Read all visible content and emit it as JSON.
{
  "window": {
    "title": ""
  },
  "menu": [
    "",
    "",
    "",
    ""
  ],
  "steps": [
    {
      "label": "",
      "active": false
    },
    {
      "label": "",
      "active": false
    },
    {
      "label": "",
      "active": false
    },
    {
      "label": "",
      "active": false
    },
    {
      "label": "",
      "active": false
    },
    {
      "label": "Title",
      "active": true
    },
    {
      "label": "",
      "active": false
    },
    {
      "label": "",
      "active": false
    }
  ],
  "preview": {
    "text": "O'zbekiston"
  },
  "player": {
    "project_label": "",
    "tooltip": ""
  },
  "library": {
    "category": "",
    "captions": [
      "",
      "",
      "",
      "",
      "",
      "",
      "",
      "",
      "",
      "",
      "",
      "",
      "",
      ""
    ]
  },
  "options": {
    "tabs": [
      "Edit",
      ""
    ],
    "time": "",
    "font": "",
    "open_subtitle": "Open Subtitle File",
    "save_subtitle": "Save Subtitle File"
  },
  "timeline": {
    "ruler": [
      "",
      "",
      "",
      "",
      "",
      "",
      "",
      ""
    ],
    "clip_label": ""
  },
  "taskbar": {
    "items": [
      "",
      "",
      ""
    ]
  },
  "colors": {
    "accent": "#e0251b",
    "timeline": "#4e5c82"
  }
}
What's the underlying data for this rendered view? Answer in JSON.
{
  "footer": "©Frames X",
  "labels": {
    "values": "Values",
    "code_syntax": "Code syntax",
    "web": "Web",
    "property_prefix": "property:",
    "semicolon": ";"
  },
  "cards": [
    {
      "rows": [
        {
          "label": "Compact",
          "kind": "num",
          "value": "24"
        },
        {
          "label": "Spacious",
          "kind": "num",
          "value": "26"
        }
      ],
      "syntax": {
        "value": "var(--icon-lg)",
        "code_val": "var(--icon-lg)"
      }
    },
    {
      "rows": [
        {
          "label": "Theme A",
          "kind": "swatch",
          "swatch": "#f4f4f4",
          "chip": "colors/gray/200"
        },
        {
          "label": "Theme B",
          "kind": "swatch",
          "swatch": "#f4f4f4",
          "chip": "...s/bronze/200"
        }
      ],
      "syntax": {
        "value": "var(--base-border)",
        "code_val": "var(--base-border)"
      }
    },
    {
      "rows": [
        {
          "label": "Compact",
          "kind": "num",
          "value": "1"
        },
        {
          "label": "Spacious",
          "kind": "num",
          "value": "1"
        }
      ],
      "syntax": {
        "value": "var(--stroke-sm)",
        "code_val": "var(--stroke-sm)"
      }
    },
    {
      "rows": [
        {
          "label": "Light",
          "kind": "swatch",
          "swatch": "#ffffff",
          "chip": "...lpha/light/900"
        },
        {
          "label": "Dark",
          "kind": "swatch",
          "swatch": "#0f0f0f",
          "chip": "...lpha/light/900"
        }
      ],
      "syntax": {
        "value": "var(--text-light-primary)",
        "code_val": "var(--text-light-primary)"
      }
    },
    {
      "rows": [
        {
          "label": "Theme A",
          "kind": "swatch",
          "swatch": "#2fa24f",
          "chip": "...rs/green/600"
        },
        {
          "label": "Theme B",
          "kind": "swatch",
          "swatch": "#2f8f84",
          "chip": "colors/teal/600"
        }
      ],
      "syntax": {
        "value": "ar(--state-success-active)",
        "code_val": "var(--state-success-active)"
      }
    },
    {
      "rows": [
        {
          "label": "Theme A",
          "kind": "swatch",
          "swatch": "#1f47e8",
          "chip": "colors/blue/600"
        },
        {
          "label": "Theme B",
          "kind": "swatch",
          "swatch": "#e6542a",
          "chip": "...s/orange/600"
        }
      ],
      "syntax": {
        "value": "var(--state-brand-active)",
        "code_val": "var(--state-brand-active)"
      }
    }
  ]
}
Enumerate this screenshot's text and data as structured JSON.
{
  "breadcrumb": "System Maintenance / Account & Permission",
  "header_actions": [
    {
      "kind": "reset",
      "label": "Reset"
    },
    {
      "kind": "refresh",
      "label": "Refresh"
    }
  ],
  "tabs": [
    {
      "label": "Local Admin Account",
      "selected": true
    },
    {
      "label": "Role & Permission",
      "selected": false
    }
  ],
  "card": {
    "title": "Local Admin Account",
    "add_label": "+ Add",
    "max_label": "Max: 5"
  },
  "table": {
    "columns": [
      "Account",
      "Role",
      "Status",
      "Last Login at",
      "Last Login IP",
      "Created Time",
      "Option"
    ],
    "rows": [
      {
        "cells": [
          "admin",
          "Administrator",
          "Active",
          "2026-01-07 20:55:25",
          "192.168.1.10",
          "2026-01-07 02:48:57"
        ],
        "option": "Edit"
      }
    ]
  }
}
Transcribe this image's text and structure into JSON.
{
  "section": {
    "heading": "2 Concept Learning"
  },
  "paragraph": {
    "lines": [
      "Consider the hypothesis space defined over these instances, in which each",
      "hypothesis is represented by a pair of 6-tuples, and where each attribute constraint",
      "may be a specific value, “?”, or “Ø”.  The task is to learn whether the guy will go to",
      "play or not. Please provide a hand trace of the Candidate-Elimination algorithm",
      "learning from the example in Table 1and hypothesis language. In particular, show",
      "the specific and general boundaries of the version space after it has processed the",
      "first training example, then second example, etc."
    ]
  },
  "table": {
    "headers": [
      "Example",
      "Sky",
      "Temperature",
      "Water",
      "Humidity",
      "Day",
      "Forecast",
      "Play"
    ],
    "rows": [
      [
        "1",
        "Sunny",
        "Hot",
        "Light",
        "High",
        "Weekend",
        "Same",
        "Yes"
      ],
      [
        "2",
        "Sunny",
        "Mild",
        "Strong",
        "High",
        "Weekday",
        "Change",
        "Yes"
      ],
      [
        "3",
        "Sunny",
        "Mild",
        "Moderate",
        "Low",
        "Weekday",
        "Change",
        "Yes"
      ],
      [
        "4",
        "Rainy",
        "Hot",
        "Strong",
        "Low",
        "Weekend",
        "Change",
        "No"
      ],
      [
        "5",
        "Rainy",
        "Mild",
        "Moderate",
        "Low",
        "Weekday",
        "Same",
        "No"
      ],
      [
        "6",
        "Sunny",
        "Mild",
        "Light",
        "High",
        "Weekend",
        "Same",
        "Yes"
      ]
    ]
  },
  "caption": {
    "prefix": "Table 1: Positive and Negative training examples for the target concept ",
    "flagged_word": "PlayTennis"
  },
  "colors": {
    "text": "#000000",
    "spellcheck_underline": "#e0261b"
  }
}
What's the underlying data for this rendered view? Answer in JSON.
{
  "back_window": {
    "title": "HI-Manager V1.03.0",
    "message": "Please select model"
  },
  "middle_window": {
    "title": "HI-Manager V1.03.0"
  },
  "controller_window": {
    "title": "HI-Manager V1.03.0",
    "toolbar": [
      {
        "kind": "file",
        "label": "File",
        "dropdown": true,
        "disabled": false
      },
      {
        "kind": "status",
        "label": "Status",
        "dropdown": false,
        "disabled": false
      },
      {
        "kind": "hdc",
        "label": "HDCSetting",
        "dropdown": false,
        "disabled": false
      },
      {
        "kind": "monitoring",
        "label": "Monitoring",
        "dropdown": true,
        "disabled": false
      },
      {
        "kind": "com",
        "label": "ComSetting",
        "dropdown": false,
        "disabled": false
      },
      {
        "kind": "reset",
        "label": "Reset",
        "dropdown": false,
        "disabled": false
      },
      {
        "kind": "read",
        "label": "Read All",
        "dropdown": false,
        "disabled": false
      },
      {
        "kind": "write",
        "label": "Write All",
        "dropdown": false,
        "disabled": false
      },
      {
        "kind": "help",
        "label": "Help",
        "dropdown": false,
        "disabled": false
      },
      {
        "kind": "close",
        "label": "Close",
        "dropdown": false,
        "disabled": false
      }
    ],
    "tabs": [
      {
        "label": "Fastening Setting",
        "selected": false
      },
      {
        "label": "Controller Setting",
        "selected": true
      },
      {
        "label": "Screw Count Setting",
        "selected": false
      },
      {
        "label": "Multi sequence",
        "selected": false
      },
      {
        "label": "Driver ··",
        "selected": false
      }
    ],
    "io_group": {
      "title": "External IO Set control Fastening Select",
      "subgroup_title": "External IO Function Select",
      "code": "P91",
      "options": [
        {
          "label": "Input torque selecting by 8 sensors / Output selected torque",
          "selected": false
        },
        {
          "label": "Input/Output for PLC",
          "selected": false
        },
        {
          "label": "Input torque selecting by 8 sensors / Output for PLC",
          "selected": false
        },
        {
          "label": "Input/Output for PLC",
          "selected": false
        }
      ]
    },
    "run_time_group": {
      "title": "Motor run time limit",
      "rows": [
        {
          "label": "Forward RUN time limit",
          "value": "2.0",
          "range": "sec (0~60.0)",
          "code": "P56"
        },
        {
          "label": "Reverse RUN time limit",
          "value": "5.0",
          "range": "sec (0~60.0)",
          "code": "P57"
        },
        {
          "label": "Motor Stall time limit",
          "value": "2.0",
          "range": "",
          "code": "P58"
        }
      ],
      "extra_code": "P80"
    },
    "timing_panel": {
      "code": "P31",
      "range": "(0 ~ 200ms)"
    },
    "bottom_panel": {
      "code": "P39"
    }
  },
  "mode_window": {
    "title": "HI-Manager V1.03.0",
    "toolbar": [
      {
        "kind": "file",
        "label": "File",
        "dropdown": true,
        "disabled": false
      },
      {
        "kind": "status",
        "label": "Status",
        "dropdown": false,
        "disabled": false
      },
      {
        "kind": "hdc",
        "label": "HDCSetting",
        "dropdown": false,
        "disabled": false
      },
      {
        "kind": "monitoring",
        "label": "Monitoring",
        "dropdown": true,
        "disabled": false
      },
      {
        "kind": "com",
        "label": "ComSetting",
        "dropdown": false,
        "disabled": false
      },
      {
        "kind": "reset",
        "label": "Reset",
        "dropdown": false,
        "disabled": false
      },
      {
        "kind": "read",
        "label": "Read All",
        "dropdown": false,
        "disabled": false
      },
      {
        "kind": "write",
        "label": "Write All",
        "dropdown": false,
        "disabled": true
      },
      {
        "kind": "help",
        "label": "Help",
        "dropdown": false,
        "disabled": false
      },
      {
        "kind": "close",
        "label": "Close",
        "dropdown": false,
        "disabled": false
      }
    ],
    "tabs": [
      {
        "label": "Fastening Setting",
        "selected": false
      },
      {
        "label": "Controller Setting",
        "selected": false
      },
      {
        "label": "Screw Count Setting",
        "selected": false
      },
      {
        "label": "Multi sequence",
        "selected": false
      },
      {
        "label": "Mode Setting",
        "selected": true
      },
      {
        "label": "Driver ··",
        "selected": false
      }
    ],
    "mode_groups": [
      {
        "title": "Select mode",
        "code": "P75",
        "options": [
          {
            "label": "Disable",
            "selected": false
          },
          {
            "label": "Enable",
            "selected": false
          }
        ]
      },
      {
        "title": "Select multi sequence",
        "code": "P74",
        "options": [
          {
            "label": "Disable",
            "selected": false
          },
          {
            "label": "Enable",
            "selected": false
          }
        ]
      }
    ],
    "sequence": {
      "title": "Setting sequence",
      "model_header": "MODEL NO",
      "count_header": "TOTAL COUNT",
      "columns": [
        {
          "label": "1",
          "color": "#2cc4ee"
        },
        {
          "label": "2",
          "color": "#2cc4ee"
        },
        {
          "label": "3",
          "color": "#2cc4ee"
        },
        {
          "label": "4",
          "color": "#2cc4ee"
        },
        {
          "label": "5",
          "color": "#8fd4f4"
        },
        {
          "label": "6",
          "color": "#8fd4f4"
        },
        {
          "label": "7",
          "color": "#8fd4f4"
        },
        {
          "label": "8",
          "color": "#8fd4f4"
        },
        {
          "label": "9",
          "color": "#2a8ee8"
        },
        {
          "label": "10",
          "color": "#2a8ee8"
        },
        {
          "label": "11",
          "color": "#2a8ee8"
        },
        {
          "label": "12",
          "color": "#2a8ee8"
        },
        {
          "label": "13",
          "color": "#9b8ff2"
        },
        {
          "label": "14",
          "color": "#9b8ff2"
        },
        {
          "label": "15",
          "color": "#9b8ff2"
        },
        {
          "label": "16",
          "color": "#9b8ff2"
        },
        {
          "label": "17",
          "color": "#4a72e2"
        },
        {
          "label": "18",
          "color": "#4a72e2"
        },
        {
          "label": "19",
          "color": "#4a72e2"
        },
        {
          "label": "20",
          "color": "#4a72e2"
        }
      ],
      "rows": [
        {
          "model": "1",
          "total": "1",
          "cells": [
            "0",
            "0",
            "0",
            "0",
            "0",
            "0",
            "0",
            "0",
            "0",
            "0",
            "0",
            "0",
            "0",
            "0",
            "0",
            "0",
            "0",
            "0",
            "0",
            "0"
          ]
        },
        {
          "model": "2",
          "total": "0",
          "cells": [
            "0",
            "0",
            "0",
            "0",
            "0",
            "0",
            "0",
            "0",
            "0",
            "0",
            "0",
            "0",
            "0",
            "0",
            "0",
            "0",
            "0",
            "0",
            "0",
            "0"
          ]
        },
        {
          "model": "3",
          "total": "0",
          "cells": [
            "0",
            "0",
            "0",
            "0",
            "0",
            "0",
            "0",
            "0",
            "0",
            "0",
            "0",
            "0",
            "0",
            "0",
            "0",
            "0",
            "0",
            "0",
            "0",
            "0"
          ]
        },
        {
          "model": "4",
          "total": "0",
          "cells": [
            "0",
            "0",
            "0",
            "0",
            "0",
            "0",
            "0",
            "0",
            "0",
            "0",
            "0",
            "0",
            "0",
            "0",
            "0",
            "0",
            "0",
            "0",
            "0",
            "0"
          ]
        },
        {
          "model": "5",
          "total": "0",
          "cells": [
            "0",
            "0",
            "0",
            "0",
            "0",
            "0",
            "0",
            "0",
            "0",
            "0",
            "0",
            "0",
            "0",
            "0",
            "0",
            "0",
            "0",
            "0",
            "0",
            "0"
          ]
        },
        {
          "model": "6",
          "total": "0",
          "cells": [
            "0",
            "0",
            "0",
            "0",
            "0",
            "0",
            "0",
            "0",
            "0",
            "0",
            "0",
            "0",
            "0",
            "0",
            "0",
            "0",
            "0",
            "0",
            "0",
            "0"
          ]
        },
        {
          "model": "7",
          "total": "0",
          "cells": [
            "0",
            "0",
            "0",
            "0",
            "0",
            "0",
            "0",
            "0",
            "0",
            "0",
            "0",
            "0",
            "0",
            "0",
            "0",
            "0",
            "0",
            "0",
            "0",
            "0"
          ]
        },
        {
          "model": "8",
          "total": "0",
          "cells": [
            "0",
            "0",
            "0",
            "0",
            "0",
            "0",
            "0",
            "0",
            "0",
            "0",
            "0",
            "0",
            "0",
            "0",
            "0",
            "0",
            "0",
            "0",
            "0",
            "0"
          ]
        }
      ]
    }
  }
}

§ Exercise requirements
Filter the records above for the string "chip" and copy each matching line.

§ Task solution
          "chip": "colors/gray/200"
          "chip": "...s/bronze/200"
          "chip": "...lpha/light/900"
          "chip": "...lpha/light/900"
          "chip": "...rs/green/600"
          "chip": "colors/teal/600"
          "chip": "colors/blue/600"
          "chip": "...s/orange/600"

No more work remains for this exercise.